While prepping in the driveway, C. rolled up and we talked for about a half hour. It's amazing...she has cleaned our house for 15 years and we never see each other. It was really good to touch base.

On the other hand, it was a late start. And the initial chill as I roll down our street says it might be colder than the forecast, too. Hmmm.

The climb takes care of the cold problem. It's one of the fringe benefits of generating enough watts to turn the pedals!

Montebello is steepest near the bottom. Those first 1-3/4 miles have an average grade of 9%, with steeper (12%) pitches. Even the pitches are comfortable for my back today, thanks to the triple. With each ride, it's feeling better and better.

It sure is a beautiful day in the valley and I can't resist a few snapshots. Montebello is all about the views. And though the climbing is going well, up near Ridge Winery the photos reveal what kind of weather might be waiting:

I wiggle around the gate and start up the unpaved section. It's probably about 40 degrees up here, 20 degrees cooler than down below.

We are in the clouds and it's blowing hard. Time to be realistic, people. It's probably not a day to take a challenging dirt detour and extend the ride along the ridge. It's a day to head back down the hill.

That right there is the summit, with the radio towers slowing down the blowing mist!

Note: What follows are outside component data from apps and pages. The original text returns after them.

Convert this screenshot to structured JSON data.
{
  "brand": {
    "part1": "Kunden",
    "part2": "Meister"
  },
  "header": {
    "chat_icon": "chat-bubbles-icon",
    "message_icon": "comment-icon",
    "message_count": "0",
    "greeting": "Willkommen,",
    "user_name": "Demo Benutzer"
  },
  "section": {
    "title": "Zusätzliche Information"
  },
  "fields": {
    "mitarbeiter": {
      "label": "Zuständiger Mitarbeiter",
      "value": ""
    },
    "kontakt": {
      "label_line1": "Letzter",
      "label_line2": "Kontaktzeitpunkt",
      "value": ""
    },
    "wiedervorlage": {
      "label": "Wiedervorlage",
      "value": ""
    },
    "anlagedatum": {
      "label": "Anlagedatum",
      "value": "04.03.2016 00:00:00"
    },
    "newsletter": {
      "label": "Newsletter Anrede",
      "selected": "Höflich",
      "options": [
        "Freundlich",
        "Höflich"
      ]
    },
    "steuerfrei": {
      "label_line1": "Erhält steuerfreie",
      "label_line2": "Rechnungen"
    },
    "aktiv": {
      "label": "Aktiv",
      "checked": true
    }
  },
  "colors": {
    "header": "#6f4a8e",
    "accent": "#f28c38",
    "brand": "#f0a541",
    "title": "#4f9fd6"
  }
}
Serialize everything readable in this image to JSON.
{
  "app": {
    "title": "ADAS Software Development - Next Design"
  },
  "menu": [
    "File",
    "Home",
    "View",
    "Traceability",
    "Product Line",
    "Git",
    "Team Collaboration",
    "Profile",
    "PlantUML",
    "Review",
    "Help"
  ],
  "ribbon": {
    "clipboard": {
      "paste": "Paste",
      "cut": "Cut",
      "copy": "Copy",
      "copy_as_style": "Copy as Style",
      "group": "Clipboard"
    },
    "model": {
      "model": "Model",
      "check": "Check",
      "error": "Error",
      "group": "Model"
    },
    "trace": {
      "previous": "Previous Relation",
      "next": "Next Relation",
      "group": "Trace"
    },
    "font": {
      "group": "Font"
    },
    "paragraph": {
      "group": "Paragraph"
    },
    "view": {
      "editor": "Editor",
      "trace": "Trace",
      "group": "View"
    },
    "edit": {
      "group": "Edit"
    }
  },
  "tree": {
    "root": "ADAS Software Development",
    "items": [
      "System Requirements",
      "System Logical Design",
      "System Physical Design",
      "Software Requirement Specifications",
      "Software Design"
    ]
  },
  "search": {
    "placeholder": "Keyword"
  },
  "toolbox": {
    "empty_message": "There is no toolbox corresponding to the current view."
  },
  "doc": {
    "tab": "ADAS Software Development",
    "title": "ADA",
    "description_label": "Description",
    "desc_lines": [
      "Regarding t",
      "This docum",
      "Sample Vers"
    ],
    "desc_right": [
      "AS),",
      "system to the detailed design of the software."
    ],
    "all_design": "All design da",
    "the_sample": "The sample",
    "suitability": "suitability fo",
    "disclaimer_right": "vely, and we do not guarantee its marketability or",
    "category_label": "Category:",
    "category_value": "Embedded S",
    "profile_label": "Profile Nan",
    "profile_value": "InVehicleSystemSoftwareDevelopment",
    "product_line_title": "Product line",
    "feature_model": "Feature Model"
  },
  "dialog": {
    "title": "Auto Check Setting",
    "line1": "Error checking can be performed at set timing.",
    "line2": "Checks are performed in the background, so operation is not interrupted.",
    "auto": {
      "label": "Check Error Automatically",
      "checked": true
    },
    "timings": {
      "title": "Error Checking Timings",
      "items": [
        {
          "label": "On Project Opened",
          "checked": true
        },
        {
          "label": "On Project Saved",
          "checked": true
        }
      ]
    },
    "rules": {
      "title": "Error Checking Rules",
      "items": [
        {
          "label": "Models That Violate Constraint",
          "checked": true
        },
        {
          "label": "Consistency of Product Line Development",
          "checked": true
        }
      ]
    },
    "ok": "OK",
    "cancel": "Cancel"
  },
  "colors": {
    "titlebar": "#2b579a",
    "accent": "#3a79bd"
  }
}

Raising the Waterford's seat an extra half-inch really made a difference. The orange bike descends like a champ, into the warmth.